What’s next for 2011? Valentini Kitchens and Icon Stone & Tile both predicted wood in 2011 kitchens. Piero says wood floors are now warming up just to get hotter next year and will dominate kitchen flooring. “People are leaning towards a warmer floor surface, with ease on the feet. Hardwood has always been around but with the comeback of ‘The White Kitchen’, hardwood will compliment the look on the floors of kitchens across Canada and The U.S.A.”, he explains. Sophie also predicts more wood in kitchens seeing the burnished wood and clean-lined elegance of the 1940s making a come up with designers. She sees a lot more designers working with the mix of traditional and contemporary, drawing influence from mid-century, French Deco, and South Beach. Another exciting idea that is now reaching North America from Europe is the “Super Sink”. Almost as fun as it is to say, the Super Sink “consists of an array of accessories including a glass preparation board built into to the sink mold, colander, and a drain tray all built into the purchase of your sink. This is made for multitasking, time-challenged consumers” Piero says.

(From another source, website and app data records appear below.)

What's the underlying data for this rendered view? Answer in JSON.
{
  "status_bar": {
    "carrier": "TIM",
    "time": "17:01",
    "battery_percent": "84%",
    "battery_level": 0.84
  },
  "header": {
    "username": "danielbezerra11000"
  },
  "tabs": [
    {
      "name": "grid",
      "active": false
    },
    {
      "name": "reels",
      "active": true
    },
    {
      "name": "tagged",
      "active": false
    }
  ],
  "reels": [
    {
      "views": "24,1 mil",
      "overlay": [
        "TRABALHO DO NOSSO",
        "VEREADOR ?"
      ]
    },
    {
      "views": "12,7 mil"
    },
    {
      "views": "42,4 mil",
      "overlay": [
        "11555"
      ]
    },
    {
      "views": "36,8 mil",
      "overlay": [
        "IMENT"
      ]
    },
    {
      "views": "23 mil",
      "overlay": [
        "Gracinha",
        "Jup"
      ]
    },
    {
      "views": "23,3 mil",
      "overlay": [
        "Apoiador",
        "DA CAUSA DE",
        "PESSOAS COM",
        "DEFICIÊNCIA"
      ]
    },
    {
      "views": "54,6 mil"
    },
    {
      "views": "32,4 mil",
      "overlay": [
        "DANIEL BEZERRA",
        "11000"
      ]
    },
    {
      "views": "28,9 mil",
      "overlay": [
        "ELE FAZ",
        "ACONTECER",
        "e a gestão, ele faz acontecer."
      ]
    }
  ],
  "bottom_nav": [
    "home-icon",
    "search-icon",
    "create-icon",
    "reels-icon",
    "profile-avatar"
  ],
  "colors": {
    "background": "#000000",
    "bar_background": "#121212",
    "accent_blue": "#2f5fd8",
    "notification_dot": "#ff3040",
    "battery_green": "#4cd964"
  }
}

Lastly I asked both Piero and Sophie to pass along their expert kitchen renovator advice to our blog readers. Sophie offers this advice: “If you are renovating your kitchen from scratch, you should always select your granite counter top first and then work around it for your wall paint color, cabinet color, floor tile and back-splash. Not the other way around.” If you are looking for an update in the kitchen but the budget is not allowing a full overhaul at this point, Sophie suggests changing your back-splash. It’s a small change that can make a big difference in a space. She recommends a glass tile back splash which can add “an extra layer of sparkle and visual texture to your kitchen”. But don’t try and install the tile yourself she warns “hire professionals, because odds are you aren’t going to do a very good job unless you do this for a living.” She also urges homeowners to work with a designer who can help them with their vision. Piero agrees. The number one advice he wanted to pass along is that you need to “make the right decision when picking the company to do your kitchen renovations. I always tell my customers to make sure they make the right decision when it comes to hiring the right contractor for the job. I tell them to get at least two or three estimates and compare an apple to an apple when comparing the price I am proposing to them. This means that the customer should take notes and make sure that when getting a price that everyone is on the same playing field and that everyone is pricing the same items involved in quoting the job.” Piero also thinks you have to go with what you like not just relying on the designer or contractor to make the decision because at the end of the day, you’re the one who has to be in the space. And of course, you are foolish if you are not reading reviews and checking references for your contractor. Check out HomeStars and other avenues before deciding on a contractor or designer to work with. It’s your kitchen, you use it every day and doing a bit of research could help you avoid a pretty expensive disaster.